In this week’s solar news roundup, major automaker GM plans to go all-electric, and California utility company PG&E announces a new initiative to reduce powerline maintenance costs in wildfire-prone areas with the help of microgrids.Continue reading
If you live in Northern California, you’ve likely been impacted by electric power shut-offs or outages from Pacific Gas & Electric (PG&E) over the last couple of years. As wildfires become increasingly prevalent in the state, and as the link between utility infrastructure–like transmission lines–and wildfires becomes increasingly clear, that trend is set to continue for the foreseeable future. With that in mind, we wanted to take a step back and look at PG&E outages: why are they occurring, what does the past timeline of outages look like, and what can you expect moving forward.Continue reading
If you live in California, there’s a good chance that you’re a customer of Pacific Gas and Electric (PG&E). This company, based in San Francisco, provides natural gas and electricity to about 16 million people throughout northern California, making it one of the largest utilities in the United States.Continue reading
(Update: California’s Governor Brown signed SB 700. This adds approximately $800 million in additional funding for SGIP and extends the program through 2025.)
California’s SGIP rebate is one of the best incentives in the country for homeowners who want to install a home battery with their solar panels. The Golden State already leads the country in solar energy – it has more solar capacity than any other state in the U.S., and nearly six times more solar than number-two state Arizona. Now, California is becoming a leader in energy storage. Thanks to the Self-Generation Incentive Program (SGIP) you can get a rebate for most or all of your solar battery installation in California, and it’s about to become a lot easier for homeowners to access. Here’s everything you need to know about the SGIP rebate.
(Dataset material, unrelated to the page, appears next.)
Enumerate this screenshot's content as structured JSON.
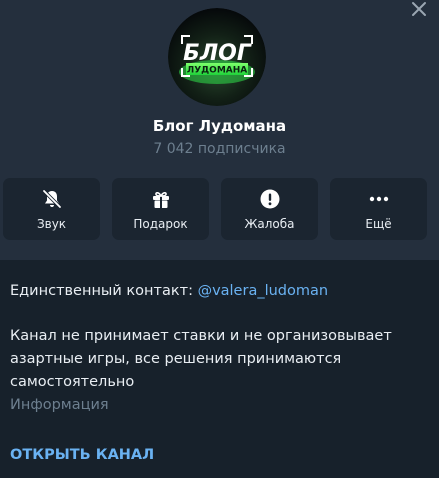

PG&E’s new rate schedule affects utility’s entire coverage area in 2020. Whether you have solar panels on your roof, are considering solar, or don’t have any plans to generate your own electricity, the time-of-use (TOU) rates will have an impact on your monthly electricity costs. Currently, all PG&E customers have the option of switching to TOU rates or remaining on their existing rate schedule. However, if you are a new PG&E customer or move to a new address, you’ll have to choose a new TOU plan. The best option for your home depends on your electricity use habits.Continue reading
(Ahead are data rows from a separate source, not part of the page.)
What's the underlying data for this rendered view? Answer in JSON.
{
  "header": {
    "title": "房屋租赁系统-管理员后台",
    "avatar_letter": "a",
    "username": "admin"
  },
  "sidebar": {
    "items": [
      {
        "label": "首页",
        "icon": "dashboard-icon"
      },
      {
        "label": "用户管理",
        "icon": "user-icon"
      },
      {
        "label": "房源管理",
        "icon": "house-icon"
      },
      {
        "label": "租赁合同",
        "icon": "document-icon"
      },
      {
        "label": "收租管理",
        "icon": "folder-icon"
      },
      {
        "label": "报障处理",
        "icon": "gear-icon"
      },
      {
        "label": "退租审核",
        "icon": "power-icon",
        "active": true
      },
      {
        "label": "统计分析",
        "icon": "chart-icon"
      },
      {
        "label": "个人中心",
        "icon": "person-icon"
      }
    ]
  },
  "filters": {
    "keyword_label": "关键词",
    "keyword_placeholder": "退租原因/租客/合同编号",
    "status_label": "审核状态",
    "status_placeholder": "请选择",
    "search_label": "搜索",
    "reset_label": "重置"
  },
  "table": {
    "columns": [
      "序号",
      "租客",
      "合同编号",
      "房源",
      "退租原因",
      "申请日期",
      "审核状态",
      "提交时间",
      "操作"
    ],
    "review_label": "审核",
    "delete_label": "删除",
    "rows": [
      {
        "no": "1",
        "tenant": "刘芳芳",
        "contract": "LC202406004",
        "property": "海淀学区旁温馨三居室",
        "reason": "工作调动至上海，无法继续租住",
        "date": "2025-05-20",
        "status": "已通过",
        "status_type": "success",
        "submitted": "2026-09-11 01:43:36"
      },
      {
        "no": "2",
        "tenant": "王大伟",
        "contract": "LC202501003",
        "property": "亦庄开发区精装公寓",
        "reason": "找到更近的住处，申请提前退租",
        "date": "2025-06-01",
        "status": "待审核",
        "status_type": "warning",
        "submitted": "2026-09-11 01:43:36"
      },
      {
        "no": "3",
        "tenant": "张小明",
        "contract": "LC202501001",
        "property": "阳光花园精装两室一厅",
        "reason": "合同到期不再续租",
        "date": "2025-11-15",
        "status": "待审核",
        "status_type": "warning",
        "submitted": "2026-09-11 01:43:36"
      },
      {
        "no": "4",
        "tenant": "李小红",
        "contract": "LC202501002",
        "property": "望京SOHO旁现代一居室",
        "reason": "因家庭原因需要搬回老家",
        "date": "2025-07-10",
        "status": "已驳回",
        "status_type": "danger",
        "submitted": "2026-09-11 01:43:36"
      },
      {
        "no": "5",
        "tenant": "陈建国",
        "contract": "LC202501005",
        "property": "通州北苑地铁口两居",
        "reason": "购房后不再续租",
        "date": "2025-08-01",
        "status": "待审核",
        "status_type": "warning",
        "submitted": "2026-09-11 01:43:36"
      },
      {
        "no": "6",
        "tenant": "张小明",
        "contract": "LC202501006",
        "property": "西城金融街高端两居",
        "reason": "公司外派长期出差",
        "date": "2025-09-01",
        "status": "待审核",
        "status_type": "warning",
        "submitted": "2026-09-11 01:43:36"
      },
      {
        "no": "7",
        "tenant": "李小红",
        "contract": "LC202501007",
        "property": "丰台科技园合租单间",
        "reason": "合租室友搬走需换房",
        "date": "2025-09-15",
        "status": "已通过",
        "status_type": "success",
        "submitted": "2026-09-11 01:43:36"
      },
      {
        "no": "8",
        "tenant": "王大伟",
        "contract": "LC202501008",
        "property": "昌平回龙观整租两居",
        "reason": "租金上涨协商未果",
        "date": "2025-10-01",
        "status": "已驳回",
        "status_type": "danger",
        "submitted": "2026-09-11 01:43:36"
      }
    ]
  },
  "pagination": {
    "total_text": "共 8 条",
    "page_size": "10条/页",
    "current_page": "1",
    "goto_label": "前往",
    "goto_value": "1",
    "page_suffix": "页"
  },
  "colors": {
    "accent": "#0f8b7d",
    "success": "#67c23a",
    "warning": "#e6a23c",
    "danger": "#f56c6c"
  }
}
California’s new net metering policy, commonly referred to as net metering (NEM) 2.0, brought some big changes to the Golden State’s solar market in 2017. NEM 2.0 is now active for customers of all three investor-owned utilities in California: Pacific Gas & Electric, San Diego Gas & Electric, and Southern California Edison.Continue reading